Gather each line of the entries below that includes "name".

App and web page records
▼

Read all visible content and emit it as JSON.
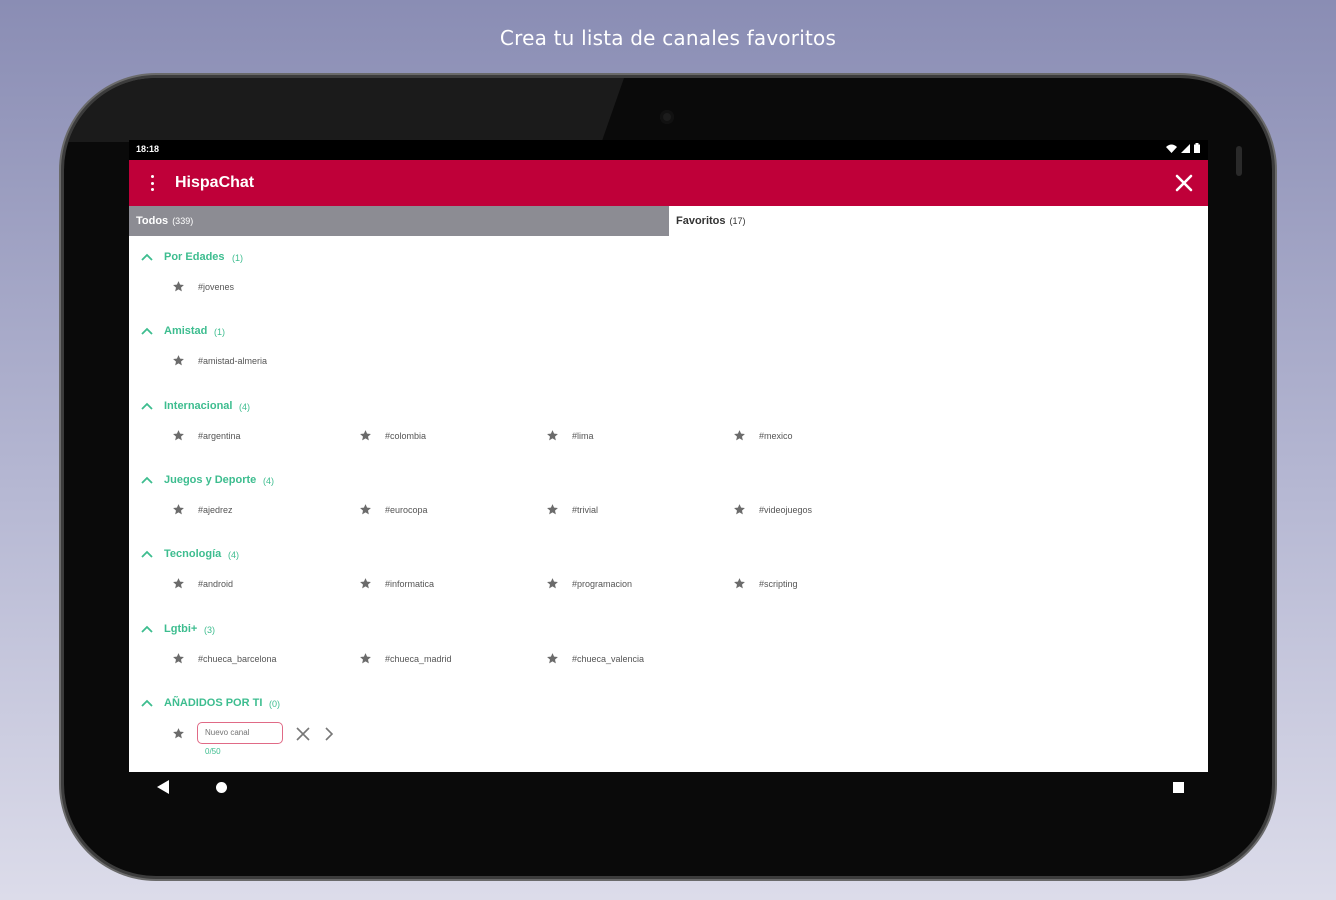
{
  "caption": "Crea tu lista de canales favoritos",
  "status_bar": {
    "time": "18:18"
  },
  "app_bar": {
    "title": "HispaChat",
    "menu_icon": "more-vert-icon",
    "close_icon": "close-icon"
  },
  "colors": {
    "app_bar": "#bf0039",
    "accent_green": "#3dbd8f",
    "tab_selected": "#8c8c93",
    "input_border": "#e06a86"
  },
  "tabs": [
    {
      "label": "Todos",
      "count": "(339)",
      "selected": true
    },
    {
      "label": "Favoritos",
      "count": "(17)",
      "selected": false
    }
  ],
  "categories": [
    {
      "name": "Por Edades",
      "count": "(1)",
      "channels": [
        "#jovenes"
      ]
    },
    {
      "name": "Amistad",
      "count": "(1)",
      "channels": [
        "#amistad-almeria"
      ]
    },
    {
      "name": "Internacional",
      "count": "(4)",
      "channels": [
        "#argentina",
        "#colombia",
        "#lima",
        "#mexico"
      ]
    },
    {
      "name": "Juegos y Deporte",
      "count": "(4)",
      "channels": [
        "#ajedrez",
        "#eurocopa",
        "#trivial",
        "#videojuegos"
      ]
    },
    {
      "name": "Tecnología",
      "count": "(4)",
      "channels": [
        "#android",
        "#informatica",
        "#programacion",
        "#scripting"
      ]
    },
    {
      "name": "Lgtbi+",
      "count": "(3)",
      "channels": [
        "#chueca_barcelona",
        "#chueca_madrid",
        "#chueca_valencia"
      ]
    },
    {
      "name": "AÑADIDOS POR TI",
      "count": "(0)",
      "channels": []
    }
  ],
  "new_channel": {
    "placeholder": "Nuevo canal",
    "counter": "0/50"
  },
  "icons": {
    "star": "star-icon",
    "chevron": "chevron-up-icon",
    "clear": "clear-icon",
    "go": "chevron-right-icon"
  }
}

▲

▶ **Solution to the problem**:
      "name": "Por Edades",
      "name": "Amistad",
      "name": "Internacional",
      "name": "Juegos y Deporte",
      "name": "Tecnología",
      "name": "Lgtbi+",
      "name": "AÑADIDOS POR TI",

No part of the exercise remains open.